In Belgrade, tensions soar as protesters clash with police at the City Assembly, demanding justice amidst allegations of electoral fraud, signalling a pivotal moment in Serbian politics.
In the heart of Belgrade, the atmosphere has grown increasingly volatile as citizens and members of the opposition coalition “Serbia Against Violence” gather in protest outside the City Assembly, escalating to a point of shattered glass and confrontations with the authorities. The situation, marked by its intensity and public outrage, has become a focal point of the city’s current political unrest.
The protests, now in their sixth consecutive night, originally sparked by allegations of electoral fraud, have seen a significant rise in tension. The Republic Electoral Commission (RIK) building, standing as a symbol of the electoral process, has become the epicenter of these demonstrations. In a turn of events, citizens, driven by a sense of injustice, resorted to breaking the glass doors of the City Assembly, met by a police response involving the use of pepper spray.
Amidst the chaos, a group of determined students has issued an ultimatum to Serbian President Aleksandar Vučić, demanding action on their requests by Sunday evening. Central to their demands is the verification of the electoral roll. They have threatened to escalate their protests to block the entire city of Belgrade by Monday if their concerns remain unaddressed.
The protests are not just a fleeting moment of dissent but are underscored by a series of hunger strikes led by prominent opposition figures. Marinika Tepić, vice-president of the Socialist Party of Serbia (SSP), has been on a hunger strike for seven days, joined by other former legislators and representatives of the coalition. Their action speaks to the depth of their commitment and the seriousness of the allegations they raise.

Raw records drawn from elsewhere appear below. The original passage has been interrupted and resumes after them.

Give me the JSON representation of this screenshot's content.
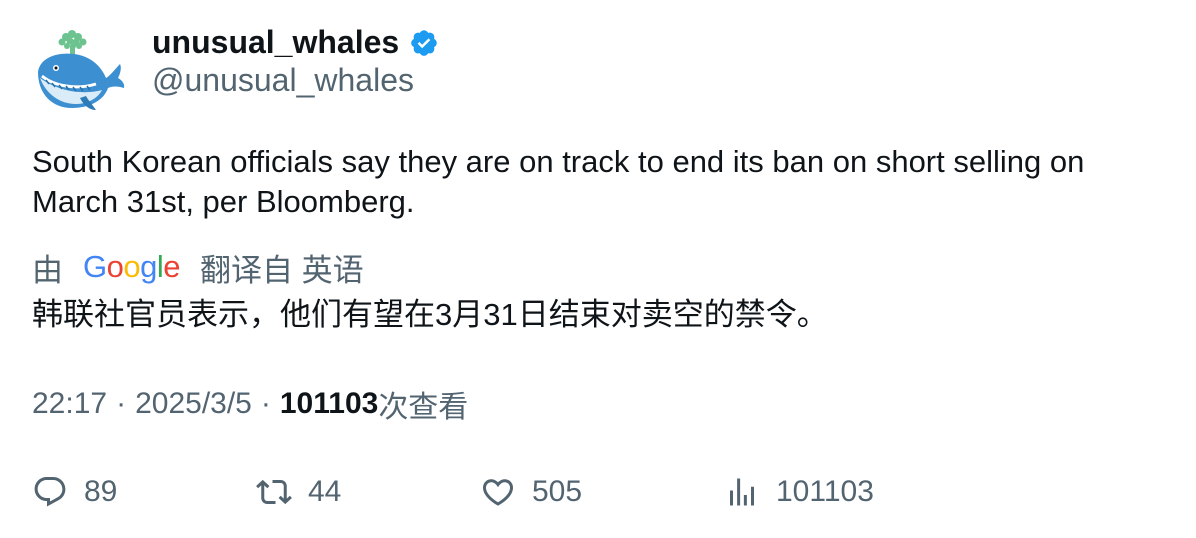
{
  "author": {
    "display_name": "unusual_whales",
    "handle": "@unusual_whales",
    "verified": true,
    "avatar_icon": "whale-avatar-icon"
  },
  "tweet": {
    "text": "South Korean officials say they are on track to end its ban on short selling on March 31st, per Bloomberg."
  },
  "translation": {
    "prefix": "由",
    "provider": "Google",
    "suffix": "翻译自 英语",
    "text": "韩联社官员表示，他们有望在3月31日结束对卖空的禁令。"
  },
  "meta": {
    "time": "22:17",
    "date": "2025/3/5",
    "views_count": "101103",
    "views_label": "次查看"
  },
  "actions": {
    "replies": "89",
    "retweets": "44",
    "likes": "505",
    "views": "101103"
  },
  "colors": {
    "verified_blue": "#1d9bf0",
    "secondary_text": "#536471",
    "primary_text": "#0f1419"
  }
}
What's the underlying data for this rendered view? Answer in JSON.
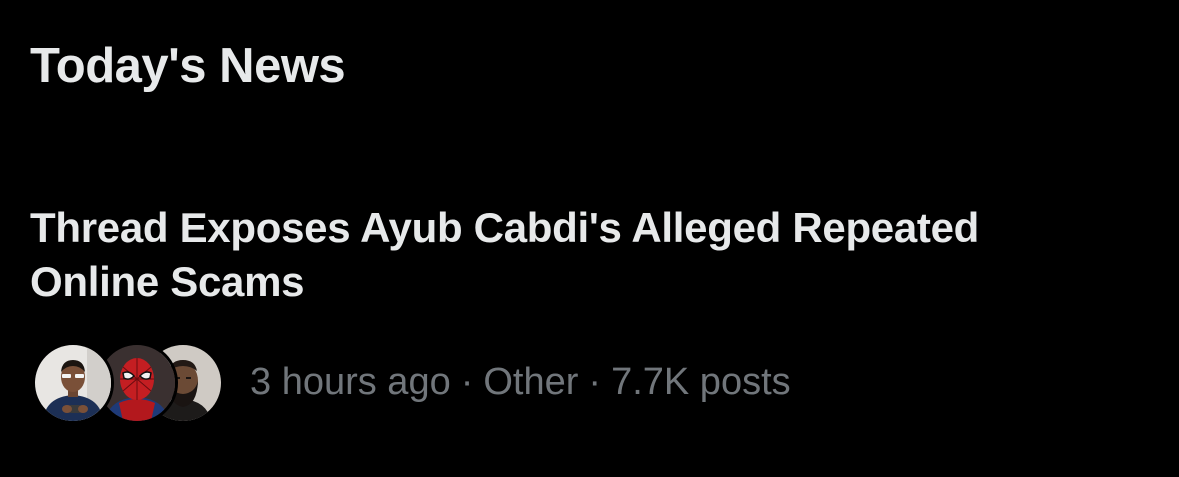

As the protests unfold, emergency services have been a constant presence. An ambulance was seen at the City Assembly, attending to an individual who reportedly fell ill amid the unrest. This incident highlights the physical toll these events are taking on participants.
Adding to the heated atmosphere, legal expert Sofija Mandić made a bold statement, accusing the ruling Serbian Progressive Party (SNS) of losing the elections and demanding a peaceful transfer of power. She labeled the current government as ‘usurpators’, reflecting the opposition’s view that the current administration lacks legitimacy.
A particularly poignant moment in the unfolding drama involves Marinika Tepić, who, after addressing the protesters, was reportedly prevented from re-entering the RIK building. This action has been perceived as a symbolic and literal barring of the opposition from the electoral process, further fueling the protesters’ determination.
Radomir Lazović, a legislator from the Green-Left Front, has called upon the police to allow council members into the City Assembly to address the gathered citizens. In his appeal, he emphasized the need to avoid violence and accused the city parliament members of being the true instigators of aggression. His words reflect a broader sentiment among protesters who view themselves as defenders of democratic institutions against what they perceive as an oppressive regime.
The protests have also spread to other cities, including Niš and Ljig, indicating a national dimension to the crisis. Srđan Milivojević, Deputy President of the Democratic Party, echoed the calls for the police to side with the people, intensifying the standoff at the City Assembly.
As the situation continues to develop, the eyes of the nation and the international community remain fixed on Belgrade, where the struggle for political legitimacy and the fight against perceived electoral injustices are dramatically unfolding.
Redaksia, diplomacia. dk nuk e merr përgjegjësinë për pikëpamjet e autorit në shkrimin e botuar!